Two Americas cross spectrums well beyond liberal envy politics

Craig Hall, Publisher
Craig Hall, Publisher

We all recall John Edwards’ campaign story about how there are two Americas and how that story was used to drive a wedge between the “haves” and “have nots.” And since Edwards was using the politics of envy to garner votes, he made sure to tell you that you were indeed a “have not.”

Fortunately for America, Democrats realized Edwards shouldn’t be given a pass on another one of our “two Americas” — the one where Democrats get away with infidelity because it’s a “private matter.”

Ironically, we can thank Bill Clinton — who got away in the privileged side of the liberal infidelity two Americas — for trapping Edwards. Democrats knew they could get away with circling the infidelity wagons for someone elected president, but also knew it’s a bad idea to run for president while being caught in an affair.

So you can see there are two Americas inside the Democratic Party as well. No one needs to tell Bernie Sanders that fact. As Bernie learned, the “two Americas” way of thinking usually results in those on the wrong side finding out the hard way — all while being forced to know just whose rules by which the rest of us are forced to play. Hint: It’s not the rules of fairness or equality. Those rules certainly don’t apply to the power side of the Democratic Party’s two Americas.

I’m going to address the larger arena of two Americas known as liberals and conservatives. While I realize those generalities always cause sniping and poking, they’re also a huge factor in this whole Trump/Russia “collusion” crime of the century.

I hate to think it’s close to time for me to give up. If you read this column regularly, you know I’ve written several times over the past few years that what we need is more communication between folks who think differently. While I still believe that, I’m also coming to the conclusion those on the one side of America — liberals — have no intention of listening or even having a chat with conservatives on any topic for any reason, and most certainly not about the rule of law and Trump.

I say this because I was talking to a buddy (over a few beers) about Trump and the whole “Russian collusion” investigation. No matter what facts I stated, this well-educated friend insisted on making the conversation all about Trump, even though I was simply talking about equal application of the law for all people and specifically NOT defending any of Trump’s actions we both detested. And folks, that’s a huge chasm to navigate on two items of what should be easy agreement.

You see, no matter what I said, my friend kept asking me how I could possibly defend Trump in any way on the subject. No matter how many times I told him I wasn’t but was rather defending every American and the rule of law, he always came back to how vile a man Trump is. While I’m no fan of vile men, I also realize that when applying the rule of law equally, it’s not against the law to be vile.

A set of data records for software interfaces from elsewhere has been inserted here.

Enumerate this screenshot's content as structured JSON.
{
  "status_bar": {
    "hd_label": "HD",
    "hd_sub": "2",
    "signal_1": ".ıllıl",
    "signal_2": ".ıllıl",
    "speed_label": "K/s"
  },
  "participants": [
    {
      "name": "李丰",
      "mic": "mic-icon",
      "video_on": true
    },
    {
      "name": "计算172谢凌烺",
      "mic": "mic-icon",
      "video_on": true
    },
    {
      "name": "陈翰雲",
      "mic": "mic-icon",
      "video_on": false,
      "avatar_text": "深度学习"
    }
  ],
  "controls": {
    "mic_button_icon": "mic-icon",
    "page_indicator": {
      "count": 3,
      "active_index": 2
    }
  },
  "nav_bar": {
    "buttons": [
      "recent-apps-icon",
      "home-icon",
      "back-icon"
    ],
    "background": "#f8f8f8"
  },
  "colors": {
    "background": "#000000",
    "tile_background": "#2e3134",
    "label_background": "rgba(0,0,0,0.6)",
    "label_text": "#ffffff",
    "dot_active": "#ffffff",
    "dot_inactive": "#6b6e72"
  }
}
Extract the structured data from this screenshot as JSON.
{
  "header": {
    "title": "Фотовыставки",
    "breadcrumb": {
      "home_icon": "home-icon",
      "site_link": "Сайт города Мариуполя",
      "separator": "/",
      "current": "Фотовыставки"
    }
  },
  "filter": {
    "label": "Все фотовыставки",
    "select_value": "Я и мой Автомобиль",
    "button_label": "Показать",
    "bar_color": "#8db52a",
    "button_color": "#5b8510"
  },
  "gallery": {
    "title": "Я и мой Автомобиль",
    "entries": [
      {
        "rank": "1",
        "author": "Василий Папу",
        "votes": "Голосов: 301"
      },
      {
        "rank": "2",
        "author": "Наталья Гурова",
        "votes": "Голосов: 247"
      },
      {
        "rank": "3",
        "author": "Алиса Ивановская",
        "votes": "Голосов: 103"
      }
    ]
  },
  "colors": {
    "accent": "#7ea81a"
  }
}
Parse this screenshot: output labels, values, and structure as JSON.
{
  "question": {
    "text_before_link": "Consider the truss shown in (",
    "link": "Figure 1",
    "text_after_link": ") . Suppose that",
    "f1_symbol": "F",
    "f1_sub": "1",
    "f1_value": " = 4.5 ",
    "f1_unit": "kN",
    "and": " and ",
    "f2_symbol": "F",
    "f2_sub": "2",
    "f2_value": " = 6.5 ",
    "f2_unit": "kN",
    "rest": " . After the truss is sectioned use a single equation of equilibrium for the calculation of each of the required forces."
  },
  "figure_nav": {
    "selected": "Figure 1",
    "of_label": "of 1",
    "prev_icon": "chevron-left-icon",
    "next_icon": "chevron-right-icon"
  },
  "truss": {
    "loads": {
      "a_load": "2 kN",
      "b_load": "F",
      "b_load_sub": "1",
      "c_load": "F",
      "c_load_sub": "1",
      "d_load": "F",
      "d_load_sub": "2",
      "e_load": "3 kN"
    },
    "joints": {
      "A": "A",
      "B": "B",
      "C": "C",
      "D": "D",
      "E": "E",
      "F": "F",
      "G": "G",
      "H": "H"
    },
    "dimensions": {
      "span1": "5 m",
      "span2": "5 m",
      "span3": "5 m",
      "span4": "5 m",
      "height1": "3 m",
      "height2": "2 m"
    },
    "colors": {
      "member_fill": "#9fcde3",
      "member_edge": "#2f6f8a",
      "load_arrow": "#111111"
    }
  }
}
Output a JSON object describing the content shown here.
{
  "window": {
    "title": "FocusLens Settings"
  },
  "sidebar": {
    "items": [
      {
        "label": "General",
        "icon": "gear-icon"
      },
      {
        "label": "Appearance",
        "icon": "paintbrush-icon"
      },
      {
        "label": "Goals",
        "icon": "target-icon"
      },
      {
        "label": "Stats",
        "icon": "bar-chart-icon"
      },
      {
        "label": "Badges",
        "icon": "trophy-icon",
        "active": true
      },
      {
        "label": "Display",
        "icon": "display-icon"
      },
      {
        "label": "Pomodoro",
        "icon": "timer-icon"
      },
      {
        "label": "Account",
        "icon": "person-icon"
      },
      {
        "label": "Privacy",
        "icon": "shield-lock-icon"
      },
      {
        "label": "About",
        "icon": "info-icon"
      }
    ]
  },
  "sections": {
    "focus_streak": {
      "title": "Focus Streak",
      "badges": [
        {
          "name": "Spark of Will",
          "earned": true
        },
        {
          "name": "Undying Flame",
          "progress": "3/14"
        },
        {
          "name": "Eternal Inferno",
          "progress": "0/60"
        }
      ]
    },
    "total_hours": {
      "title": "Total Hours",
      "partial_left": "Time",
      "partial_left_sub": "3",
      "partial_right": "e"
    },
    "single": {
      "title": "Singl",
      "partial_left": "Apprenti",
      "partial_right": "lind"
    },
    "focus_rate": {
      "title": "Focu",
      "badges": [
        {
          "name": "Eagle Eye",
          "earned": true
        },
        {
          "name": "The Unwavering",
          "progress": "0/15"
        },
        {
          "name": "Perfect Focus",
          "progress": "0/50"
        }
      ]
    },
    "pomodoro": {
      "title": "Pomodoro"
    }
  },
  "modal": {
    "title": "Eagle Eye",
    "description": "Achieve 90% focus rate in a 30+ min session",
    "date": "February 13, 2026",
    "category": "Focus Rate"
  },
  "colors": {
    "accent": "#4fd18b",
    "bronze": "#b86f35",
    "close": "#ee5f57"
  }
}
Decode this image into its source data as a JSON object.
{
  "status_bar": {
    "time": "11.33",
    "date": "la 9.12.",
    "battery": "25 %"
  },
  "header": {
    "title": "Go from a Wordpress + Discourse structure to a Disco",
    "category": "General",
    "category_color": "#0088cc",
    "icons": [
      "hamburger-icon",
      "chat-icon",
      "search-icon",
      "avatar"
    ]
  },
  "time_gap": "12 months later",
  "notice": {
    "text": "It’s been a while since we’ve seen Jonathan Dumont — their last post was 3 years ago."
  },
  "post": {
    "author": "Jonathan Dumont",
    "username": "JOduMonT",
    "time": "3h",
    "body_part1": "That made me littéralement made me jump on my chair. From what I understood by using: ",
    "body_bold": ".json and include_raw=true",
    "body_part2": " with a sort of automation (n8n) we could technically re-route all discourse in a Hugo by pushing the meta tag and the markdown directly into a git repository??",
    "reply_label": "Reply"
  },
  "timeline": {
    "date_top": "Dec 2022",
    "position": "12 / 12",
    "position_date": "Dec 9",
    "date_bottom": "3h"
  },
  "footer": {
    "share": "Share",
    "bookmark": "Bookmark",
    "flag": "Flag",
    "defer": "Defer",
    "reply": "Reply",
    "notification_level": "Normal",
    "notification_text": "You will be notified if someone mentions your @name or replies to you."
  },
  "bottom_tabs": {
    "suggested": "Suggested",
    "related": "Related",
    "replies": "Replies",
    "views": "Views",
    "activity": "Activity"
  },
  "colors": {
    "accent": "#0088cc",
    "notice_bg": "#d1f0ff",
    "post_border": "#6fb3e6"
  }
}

While my answers hindered agreement, I thought I’d take a different tact and try again. I know my buddy is well-informed on civics so I thought, “How about an approach using the rule of law in how prosecutors and the police are involved in law enforcement?” Anyone who’s watched the opening of “Law and Order” on TV knows the answers.

When a crime is committed, the police investigate. The police provide the results of their investigation to the prosecutor’s office. Prosecutors then decide whether or not to look further into possible criminal activity and press charges. If that confuses you, just do the opposite of how the Hillary Clinton investigation was handled. In other words, you don’t get to just make up a “crime” about someone you disagree with, let alone someone who beats your chosen one for president of the United States. And that’s all we have here for a “crime” —  the “Steele dossier” our Department of Justice took no time to investigate that’s actually opposition research paid for by Hillary Clinton. It bothers me no end that some think all one needs for anyone to stand “guilty until proven innocent” are rumors and accusations from (political) enemies.

Even if my friend doesn’t believe this applies to me, he believes it does for Trump since, “that’s why we have a prosecutor, to see if a crime was actually committed.” Really? Do many in America now believe someone can be prosecuted in hopes of finding a crime? It’s actually why we have so few “special prosecutors,” because they tend to be an entity in search of a crime. And as all loyal communists know: If you find the man, they’ll find the crime.

Are we really at a point in America where the rule of law is tossed out and we prosecute others because they think the wrong way or one detests another to a certain degree?

If your answer is no, I’m happy to chat. If your answer is yes, then eventually in the two Americas you will be on the wrong side as your “special prosecutor” finds your crime. I’m guessing you’ll heed my input then.